Maintaining Boundaries for Better Work-Life Balance as a Software Engineer
As a software engineer, you likely have a lot on your plate. From deadlines to meetings, it can be challenging to balance your workload effectively and prioritize your non-work life. One of the most important skills you can develop as a software engineer is the ability to say “no” professionally and tactfully. Saying “no” can be uncomfortable for many people, but it’s essential to maintain a healthy work/life balance and manage your workload effectively.
6 Tips for Saying “No” to Maintain Your Work-Life Boundaries
Be Honest and Direct
When saying “no” to a request, it’s essential, to be honest and direct. Explain why you’re unable to take on the task or attend the meeting. Be specific and offer alternatives if possible. For example, you could say, “I’m sorry, I’m currently working on a critical project with a tight deadline. I won’t be able to take on this task right now. However, I can help you find someone else who can take it on.”
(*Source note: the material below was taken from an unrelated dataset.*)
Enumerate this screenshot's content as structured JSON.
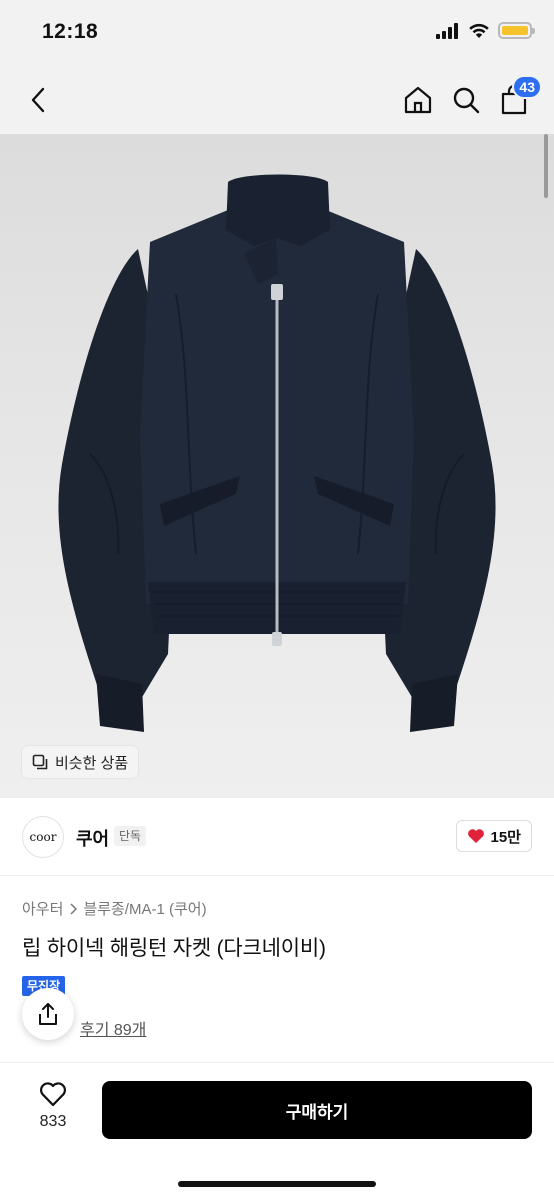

Always show empathy towards the person making the request you’re about to deny. Acknowledge their request and show that you understand why they’re asking. For example, you could say, “I understand that this is an important project, and I wish I could help. However, I’m currently working on a project with a tight deadline that requires my full attention.” This can help to show you aren’t making this decision in a vacuum.
Offering alternatives shows that you are a team player and do want to help them out, if possible. Suggest someone else who may be able to help, or offer to help at a later time. For example, you could say, “I’m unable to take on this task right now, but I can help you find someone else who can. I am available help you with this project next week when my workload is lighter.”
Always, always, always remain professional. Yes, this can be hard when emotions get in the way and your workload is already overwhelming. However, it’s essential to maintaining key relationships and professional growth. Avoid making excuses or being defensive. Instead, focus on explaining why you’re unable to take on the task or attend the meeting. For example, “I’m sorry, but I won’t be able to attend this meeting due to a prior commitment. I’ll be sure to review the minutes and follow up with any action items.”
Don’t leave room for interpretation. Avoid using vague language or beating around the bush. Be concise and to the point. This can often be hard when you feel guilty or accountable for a task or a meeting you can’t attend, but saying “no” clearly will help with confusion and frustration in the long run. For example, you want to use terms like “cannot”, “won’t”, or “I’ll miss this one,” instead of terms like “I may attend”, “I might be able to find the time, or “I’ll try to get it done”.
Prioritize Your Workload
Keeping your workload prioritized is really going to help you find reasons to say yes or no to a request. Focus on your most critical tasks and projects. If you’re already overloaded, it’s okay to say no to additional requests. Be honest about your workload and communicate your priorities clearly.
Overall, saying “no” is often hard for employees who want to build their careers or genuinely like being helpful to their boss and co-workers. Unfortunately, always saying “yes” can lead to burnout and, in fact, cause you to become not helpful when you start missing deadlines. Saying “no” can be extremely powerful when you need it.